With a similar healthy dose of wry perspective, Bev Vincent looks at the world of writing. In “Knock ‘Em Dead,” he examines extreme techniques involved in the marketing of a novel. He pokes fun at the excesses of success, and how far people will go to maintain it. When random attendees of an author’s readings die of natural causes, a mystique is created. The writer’s popularity subsequently skyrockets. As the publicity machine cranks up, commercial considerations are inevitable: Including survivor t-shirts for his devoted followers; they all want to show they lived through a reading/signing. When the quantity of deceased decreases, creativity is required to address his plummeting prominence. Vincent delivers a jolly good time with the macabre mayhem.
The phrase “reinventing oneself” takes a peculiar turn in Joseph D’Lacey’s “The Unwrapping of Alastair Perry.” This tale of metamorphosis is highly unsettling. A man shaves away at his skin, stripping himself to the bone. He reveals a woman underneath the surface. Experiencing that gender does not bring joy; but leads to rather bizarre artistic endeavors. Like a perverted Pygmalion, the protagonist self sculpts; using a razor as the implement of expression. This is a challenging narrative; a profoundly disturbing piece about mutilation and mutation.
Now, on to channeling art to meet specific demented demands: In Nate Kenyon’s “Breeding the Demons,” an artist is commissioned by demons to make sculptures assembled of dead bodies, and then photograph them as: “Pornography for the supernatural.” An unsparing unease permeates Kenyon’s work: “Candlelight flickered upon the backs of the dead. Black thread like veins lay everywhere, up one seam and down another. Toothless mouths turned to wombs, gave birth to things unmentionable. Limbs reached up and clawed the sky in agony.”

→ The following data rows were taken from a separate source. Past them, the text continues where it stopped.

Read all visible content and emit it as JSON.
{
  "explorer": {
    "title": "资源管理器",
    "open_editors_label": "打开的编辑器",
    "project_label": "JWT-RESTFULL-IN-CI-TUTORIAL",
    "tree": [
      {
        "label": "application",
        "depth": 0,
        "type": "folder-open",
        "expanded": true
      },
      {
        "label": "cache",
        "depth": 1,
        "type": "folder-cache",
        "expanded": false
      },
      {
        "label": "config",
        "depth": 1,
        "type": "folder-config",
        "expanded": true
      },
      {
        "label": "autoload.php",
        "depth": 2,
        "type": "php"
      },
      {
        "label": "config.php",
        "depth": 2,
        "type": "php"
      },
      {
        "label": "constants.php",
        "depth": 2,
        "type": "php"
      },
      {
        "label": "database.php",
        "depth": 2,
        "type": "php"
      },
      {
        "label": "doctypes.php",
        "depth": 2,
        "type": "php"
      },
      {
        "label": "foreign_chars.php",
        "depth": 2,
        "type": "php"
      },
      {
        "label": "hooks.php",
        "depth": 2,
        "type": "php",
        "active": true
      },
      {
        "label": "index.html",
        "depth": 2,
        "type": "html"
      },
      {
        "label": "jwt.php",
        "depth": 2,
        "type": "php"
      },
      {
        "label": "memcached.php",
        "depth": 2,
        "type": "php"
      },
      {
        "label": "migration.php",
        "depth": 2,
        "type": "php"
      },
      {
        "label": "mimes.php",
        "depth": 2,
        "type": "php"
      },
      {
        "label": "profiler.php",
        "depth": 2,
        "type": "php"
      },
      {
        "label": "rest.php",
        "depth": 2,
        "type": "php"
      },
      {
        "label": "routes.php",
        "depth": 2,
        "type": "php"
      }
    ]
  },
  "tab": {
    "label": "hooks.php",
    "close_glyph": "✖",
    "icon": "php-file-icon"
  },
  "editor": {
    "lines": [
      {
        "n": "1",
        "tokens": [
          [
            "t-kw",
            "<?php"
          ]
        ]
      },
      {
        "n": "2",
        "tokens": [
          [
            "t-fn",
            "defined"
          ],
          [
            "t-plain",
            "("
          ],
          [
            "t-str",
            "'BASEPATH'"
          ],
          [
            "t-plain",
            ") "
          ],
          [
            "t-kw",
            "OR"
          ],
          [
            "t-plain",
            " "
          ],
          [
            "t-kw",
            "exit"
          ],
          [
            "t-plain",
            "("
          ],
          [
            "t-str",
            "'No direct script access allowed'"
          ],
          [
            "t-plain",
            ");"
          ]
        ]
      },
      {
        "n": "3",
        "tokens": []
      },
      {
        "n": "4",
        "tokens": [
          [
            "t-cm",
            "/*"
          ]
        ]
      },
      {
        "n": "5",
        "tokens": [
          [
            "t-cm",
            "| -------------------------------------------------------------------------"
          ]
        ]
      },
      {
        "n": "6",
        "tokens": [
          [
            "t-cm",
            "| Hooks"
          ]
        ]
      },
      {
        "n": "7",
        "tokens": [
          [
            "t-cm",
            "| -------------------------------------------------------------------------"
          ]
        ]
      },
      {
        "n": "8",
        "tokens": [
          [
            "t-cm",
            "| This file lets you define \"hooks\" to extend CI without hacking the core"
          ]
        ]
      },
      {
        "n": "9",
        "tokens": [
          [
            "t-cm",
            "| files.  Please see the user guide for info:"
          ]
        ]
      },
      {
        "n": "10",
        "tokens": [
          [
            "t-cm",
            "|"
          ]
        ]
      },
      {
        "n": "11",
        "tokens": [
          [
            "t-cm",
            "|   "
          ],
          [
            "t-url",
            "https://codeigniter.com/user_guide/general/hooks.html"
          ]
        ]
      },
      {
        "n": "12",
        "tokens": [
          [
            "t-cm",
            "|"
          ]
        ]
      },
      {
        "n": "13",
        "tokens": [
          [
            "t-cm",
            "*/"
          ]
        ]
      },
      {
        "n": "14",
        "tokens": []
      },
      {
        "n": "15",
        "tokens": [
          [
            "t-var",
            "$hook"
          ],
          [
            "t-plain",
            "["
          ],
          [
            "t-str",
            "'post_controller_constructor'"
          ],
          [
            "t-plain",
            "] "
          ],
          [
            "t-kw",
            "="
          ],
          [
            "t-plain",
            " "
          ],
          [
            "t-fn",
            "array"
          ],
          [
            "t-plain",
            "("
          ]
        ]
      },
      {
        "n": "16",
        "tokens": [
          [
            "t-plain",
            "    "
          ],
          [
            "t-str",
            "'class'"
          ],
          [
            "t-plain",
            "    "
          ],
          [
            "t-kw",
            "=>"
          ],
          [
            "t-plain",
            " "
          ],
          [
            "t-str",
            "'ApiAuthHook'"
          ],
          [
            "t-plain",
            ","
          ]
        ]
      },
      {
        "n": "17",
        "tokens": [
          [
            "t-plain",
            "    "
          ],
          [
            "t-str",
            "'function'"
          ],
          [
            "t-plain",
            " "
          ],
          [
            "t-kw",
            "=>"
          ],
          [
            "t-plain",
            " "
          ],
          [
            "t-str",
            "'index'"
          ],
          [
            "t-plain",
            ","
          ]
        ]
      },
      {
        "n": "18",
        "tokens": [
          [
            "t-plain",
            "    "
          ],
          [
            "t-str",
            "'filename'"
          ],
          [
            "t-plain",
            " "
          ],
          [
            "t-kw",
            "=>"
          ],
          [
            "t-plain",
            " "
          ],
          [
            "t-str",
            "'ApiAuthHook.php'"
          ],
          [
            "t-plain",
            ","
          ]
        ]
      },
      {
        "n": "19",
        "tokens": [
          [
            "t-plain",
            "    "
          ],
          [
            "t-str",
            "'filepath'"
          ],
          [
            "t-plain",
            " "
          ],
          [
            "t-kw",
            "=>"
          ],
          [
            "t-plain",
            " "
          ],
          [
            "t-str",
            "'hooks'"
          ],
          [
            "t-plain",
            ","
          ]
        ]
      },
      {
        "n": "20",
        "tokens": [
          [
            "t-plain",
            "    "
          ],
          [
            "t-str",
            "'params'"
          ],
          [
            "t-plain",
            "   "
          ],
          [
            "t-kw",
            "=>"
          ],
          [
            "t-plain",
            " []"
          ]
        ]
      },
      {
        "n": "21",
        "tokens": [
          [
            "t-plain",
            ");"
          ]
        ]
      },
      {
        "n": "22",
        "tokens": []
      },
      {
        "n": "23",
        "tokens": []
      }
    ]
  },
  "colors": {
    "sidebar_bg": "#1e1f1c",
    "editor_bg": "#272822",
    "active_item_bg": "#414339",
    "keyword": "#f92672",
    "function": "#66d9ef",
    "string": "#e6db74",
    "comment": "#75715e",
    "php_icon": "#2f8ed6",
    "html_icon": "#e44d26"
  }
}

The savvy writers featured in When the Night Comes Down are skillful tellers of tales. Arch, wise and warped, this collection has much to offer: A savory supernatural sampling of choice works.